“That’s the ultimate risk, if you violate federal law,” Martin Ackley, the director of the office of public and government affairs at the Michigan Department of Education, said during a meeting Tuesday.

Ackley’s comment came during the State Board of Education meeting and in response to a question from Board President Casandra Ulbrich, about “possible sanctions” for violating federal law. That’s because the new law — approved during the lame-duck legislative session in December — exempts some alternative schools from receiving letter grades, and it exempts special education students from the state’s participation rate on state exams.

Department officials also say the grading mandate conflicts with the state’s existing accountability system that the U.S. Department of Education approved in November 2017.

Ackley said withholding federal funding isn’t a common practice of the U.S. Department of Education, but that it can happen, and there is a precedent.

In a December letter to lawmakers, Interim State Superintendent Sheila Alles said omitting alternative schools is a violation because the federal government  “requires all schools to be included in a single accountability system that uses the same methodology for all schools.” Also at issue, the A-F law exempts special education students from the “participation rate” despite federal rules that “all students must be included in the state’s accountability system.”

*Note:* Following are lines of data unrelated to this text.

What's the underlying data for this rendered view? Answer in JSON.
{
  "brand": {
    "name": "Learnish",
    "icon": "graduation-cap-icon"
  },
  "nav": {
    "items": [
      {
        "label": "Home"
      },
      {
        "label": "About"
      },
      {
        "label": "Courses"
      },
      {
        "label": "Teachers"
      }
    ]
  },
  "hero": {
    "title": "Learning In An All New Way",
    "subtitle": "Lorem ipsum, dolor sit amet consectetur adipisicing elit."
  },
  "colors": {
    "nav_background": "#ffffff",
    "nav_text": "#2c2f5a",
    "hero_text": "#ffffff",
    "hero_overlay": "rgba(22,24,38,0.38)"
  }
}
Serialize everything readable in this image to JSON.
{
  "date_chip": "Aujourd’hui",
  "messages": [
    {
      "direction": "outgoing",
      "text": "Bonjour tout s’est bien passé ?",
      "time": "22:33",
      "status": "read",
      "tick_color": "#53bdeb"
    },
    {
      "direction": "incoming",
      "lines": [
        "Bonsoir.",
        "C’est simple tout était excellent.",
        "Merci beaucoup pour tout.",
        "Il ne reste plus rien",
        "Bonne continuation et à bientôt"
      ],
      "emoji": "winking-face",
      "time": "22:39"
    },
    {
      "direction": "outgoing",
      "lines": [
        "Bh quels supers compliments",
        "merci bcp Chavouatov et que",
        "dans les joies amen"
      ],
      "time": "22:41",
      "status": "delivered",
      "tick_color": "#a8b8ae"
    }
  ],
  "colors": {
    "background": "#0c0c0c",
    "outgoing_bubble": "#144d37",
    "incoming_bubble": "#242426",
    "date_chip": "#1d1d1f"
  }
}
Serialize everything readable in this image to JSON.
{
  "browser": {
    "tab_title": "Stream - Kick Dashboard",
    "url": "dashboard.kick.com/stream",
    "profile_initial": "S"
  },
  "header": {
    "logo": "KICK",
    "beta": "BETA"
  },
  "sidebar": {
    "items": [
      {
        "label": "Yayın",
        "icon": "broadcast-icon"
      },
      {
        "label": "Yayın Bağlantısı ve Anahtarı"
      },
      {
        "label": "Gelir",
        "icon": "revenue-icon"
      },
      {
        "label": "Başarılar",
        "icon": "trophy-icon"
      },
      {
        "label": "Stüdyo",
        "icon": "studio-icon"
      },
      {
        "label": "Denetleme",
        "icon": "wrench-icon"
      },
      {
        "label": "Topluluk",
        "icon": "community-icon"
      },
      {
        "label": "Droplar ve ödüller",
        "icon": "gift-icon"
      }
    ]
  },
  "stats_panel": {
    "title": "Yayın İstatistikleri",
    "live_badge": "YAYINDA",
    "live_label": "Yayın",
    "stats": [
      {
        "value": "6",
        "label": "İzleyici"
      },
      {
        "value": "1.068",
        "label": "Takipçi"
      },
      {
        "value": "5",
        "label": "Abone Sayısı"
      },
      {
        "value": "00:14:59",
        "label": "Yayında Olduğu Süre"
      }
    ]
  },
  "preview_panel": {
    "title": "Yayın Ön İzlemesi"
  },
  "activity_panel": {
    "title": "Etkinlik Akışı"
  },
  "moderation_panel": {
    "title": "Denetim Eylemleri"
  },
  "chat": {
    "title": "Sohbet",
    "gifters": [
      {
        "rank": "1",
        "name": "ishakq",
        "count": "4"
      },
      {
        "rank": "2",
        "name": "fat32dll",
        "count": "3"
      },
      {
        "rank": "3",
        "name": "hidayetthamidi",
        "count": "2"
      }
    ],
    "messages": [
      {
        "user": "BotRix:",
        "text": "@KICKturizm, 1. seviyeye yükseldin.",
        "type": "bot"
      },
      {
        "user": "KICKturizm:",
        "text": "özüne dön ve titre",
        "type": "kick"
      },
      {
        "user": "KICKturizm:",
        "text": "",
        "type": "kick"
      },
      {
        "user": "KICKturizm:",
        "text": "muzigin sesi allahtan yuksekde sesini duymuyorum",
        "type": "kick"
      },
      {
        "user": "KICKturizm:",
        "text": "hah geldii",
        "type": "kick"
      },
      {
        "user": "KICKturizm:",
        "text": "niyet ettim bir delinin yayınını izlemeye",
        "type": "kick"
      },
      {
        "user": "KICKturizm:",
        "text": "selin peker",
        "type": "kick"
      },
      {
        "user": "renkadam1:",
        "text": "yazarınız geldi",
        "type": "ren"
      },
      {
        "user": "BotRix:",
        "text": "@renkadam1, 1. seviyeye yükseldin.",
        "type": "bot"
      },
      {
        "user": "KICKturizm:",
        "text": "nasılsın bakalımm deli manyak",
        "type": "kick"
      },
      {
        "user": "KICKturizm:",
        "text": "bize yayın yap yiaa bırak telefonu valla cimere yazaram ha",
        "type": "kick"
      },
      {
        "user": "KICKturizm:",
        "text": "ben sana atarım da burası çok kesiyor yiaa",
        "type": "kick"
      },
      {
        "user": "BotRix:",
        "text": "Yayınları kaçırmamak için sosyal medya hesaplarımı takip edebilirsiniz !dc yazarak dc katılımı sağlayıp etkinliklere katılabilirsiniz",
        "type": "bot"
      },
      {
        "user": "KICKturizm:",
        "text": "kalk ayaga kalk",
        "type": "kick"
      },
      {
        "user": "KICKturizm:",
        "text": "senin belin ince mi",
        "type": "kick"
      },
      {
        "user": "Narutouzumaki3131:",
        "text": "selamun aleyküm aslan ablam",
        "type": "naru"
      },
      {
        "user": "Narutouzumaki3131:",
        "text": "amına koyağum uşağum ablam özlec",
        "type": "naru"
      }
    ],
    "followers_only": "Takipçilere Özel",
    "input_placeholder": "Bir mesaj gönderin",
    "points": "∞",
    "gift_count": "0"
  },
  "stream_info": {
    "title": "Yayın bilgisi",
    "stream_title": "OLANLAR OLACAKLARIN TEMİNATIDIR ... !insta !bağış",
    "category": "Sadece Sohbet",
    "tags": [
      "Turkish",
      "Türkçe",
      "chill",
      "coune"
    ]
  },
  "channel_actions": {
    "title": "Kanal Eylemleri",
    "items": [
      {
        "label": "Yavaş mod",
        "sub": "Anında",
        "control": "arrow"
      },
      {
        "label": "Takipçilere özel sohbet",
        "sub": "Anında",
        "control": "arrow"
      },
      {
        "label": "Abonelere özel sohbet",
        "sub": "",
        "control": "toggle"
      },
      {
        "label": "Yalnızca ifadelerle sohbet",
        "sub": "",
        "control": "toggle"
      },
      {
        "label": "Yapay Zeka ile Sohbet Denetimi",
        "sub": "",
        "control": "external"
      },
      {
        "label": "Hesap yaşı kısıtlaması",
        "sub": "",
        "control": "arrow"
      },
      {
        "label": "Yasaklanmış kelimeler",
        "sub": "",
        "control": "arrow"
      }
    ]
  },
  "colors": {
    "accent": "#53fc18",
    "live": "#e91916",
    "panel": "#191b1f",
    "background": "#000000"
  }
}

The sponsor of the legislation, former Rep. Tim Kelly, R-Saginaw Township, told Bridge Magazine in December that he didn’t believe it violated federal law. Kelly’s term ended last month.

The department has already sought guidance from the federal department and is awaiting a reply. Now, it is also asking for advice from the state Attorney General’s office. Ackley said that what they hear from federal and state authorities will determine how it proceeds.

“Do we go forward with the (state) law and be in violation of federal law? If we try to implement this as written, we would have to amend our” federal accountability plan. That plan outlines the state’s efforts to comply with the Every Student Succeeds Act, the federal law that governs K-12 schools.

If the plan has to be amended, Ackley said, it would take time, as a new public comment process could take months and conflict with the Sept. 1 deadline for issuing letter grades.

The state’s existing accountability system includes a parent transparency dashboard that provides data on school performance, such as test scores and things like graduation rates, expulsions, and attendance rates. It also includes a numerical rating of schools, from 0 to 100, based on academic performance and school quality.

Department officials say they hope the guidance will lead in one clear direction. 

“I would hope that we would avoid having more than one accountability system,” Alles said during the board meeting.